Why and when Family Firms Are Doing the Right Thing when Hiring a Family Manager with Low Skills in Economic Tasks

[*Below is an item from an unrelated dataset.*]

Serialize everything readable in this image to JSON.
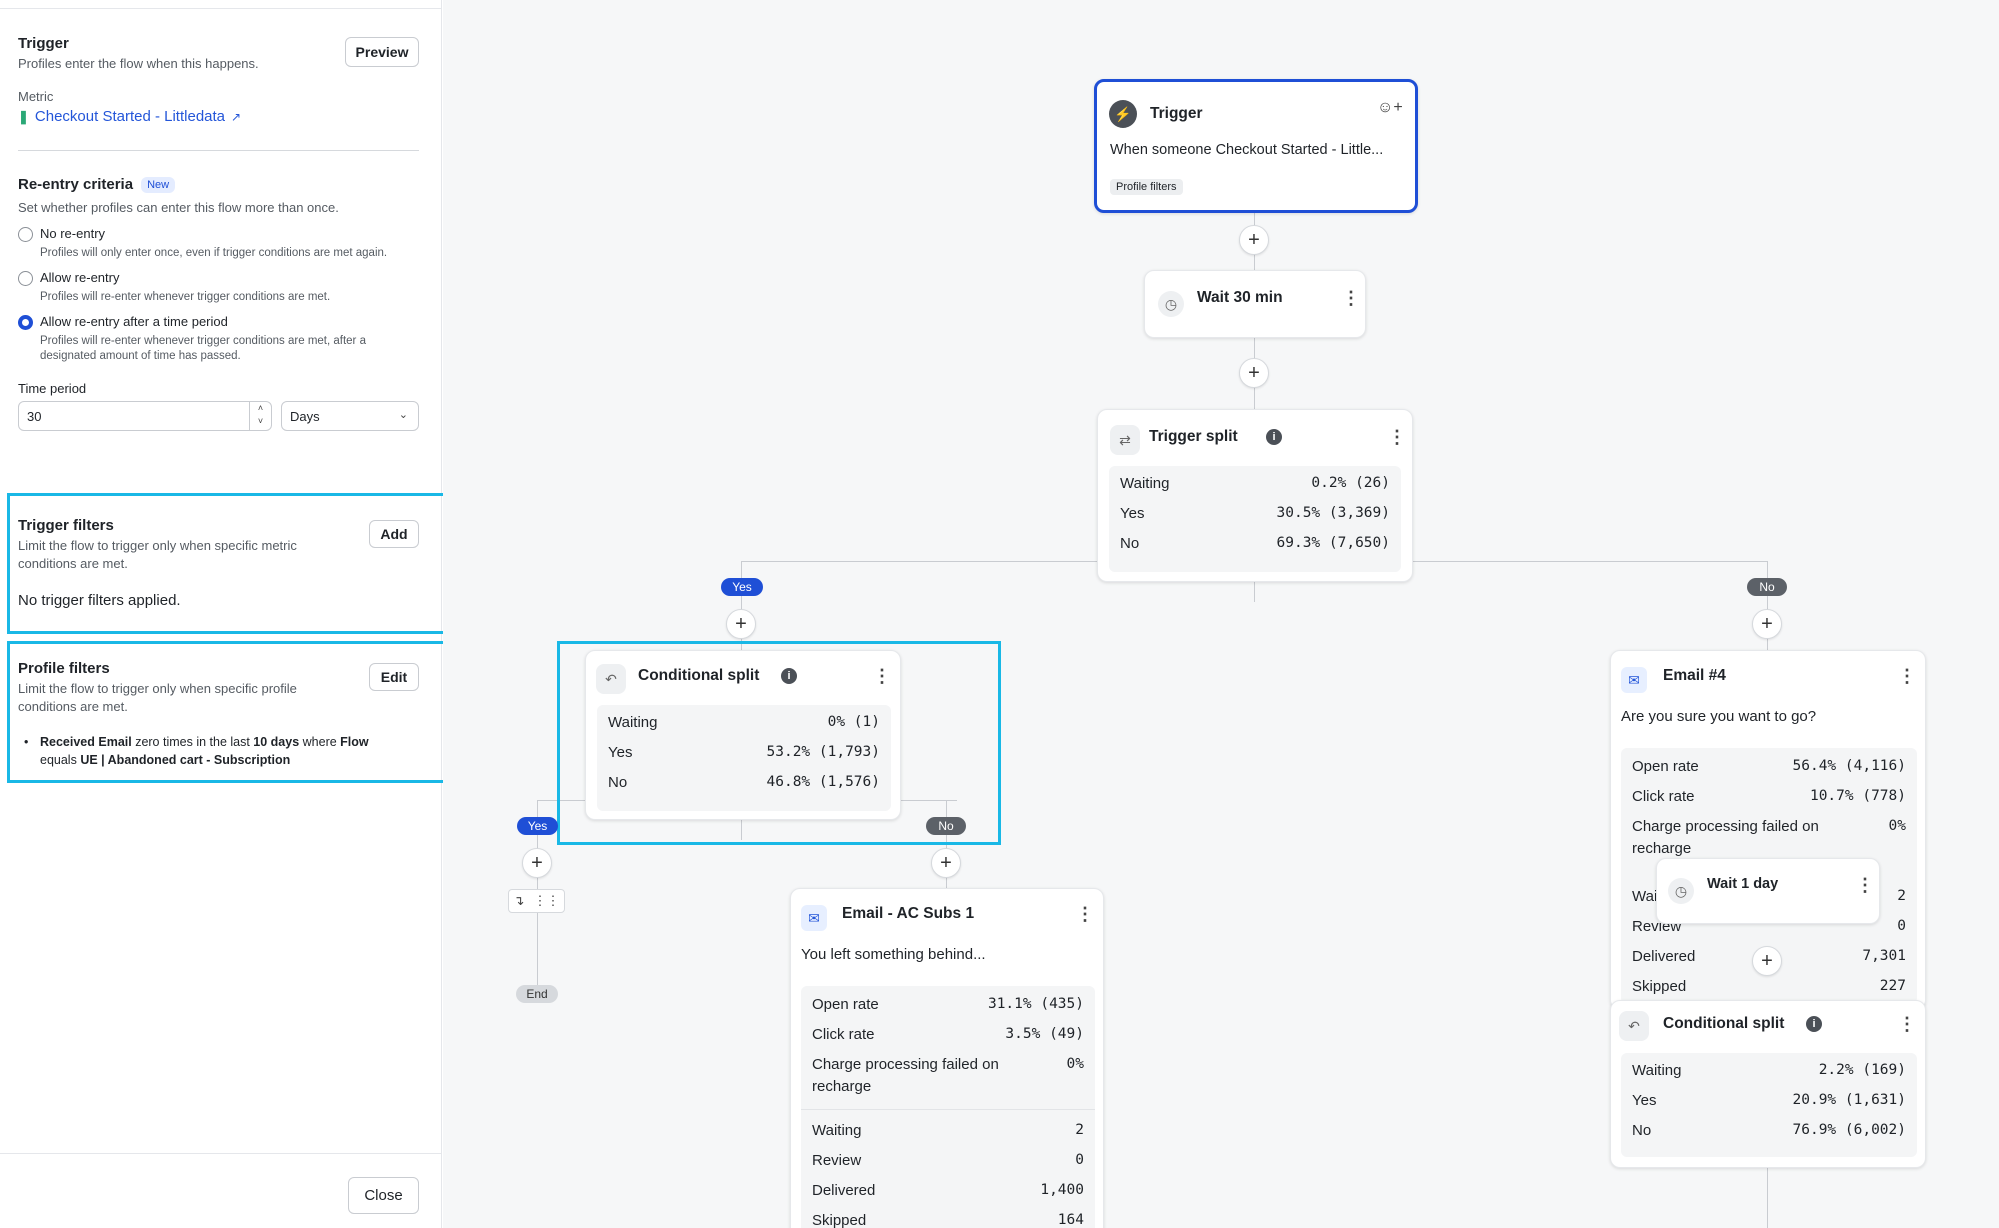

Abstract: Prior economic research is very critical about family CEOs and family management. Nepotism, altruism, lower managerial abilities, and a small pool of qualified family candidates are cited as reasons that speak against family management. Still, the empirical reality is different. A surprisingly large share of firms is run by family managers. Our study provides a rational economic explanation for this paradox, linked to the multitasking problem in managing family firms. We compare the performance of family and non-family managers in a moral-hazard model with imperfect performance measures, where managerial tasks are related to the economic and non-economic goals of the business-owning family. While incentive pay is more effective for nonfamily managers, the associated effort distortion towards economic outcomes is less pronounced for family managers. When economic and non-economic tasks are strong substitutes, the family hires a non-family manager at the expense of its non-economic goals. However, the more complementary the tasks, the more aligned the performance measure with the family's goals, and the less severe the moral-hazard conflict, the more likely a family manager is optimal. We find that family managers can be preferred even if they have lower ability than non-family managers on average. Our study contributes to the literature about family management and agency costs in family firms and has practical implications for family businesses deciding between hiring managers in or outside the family.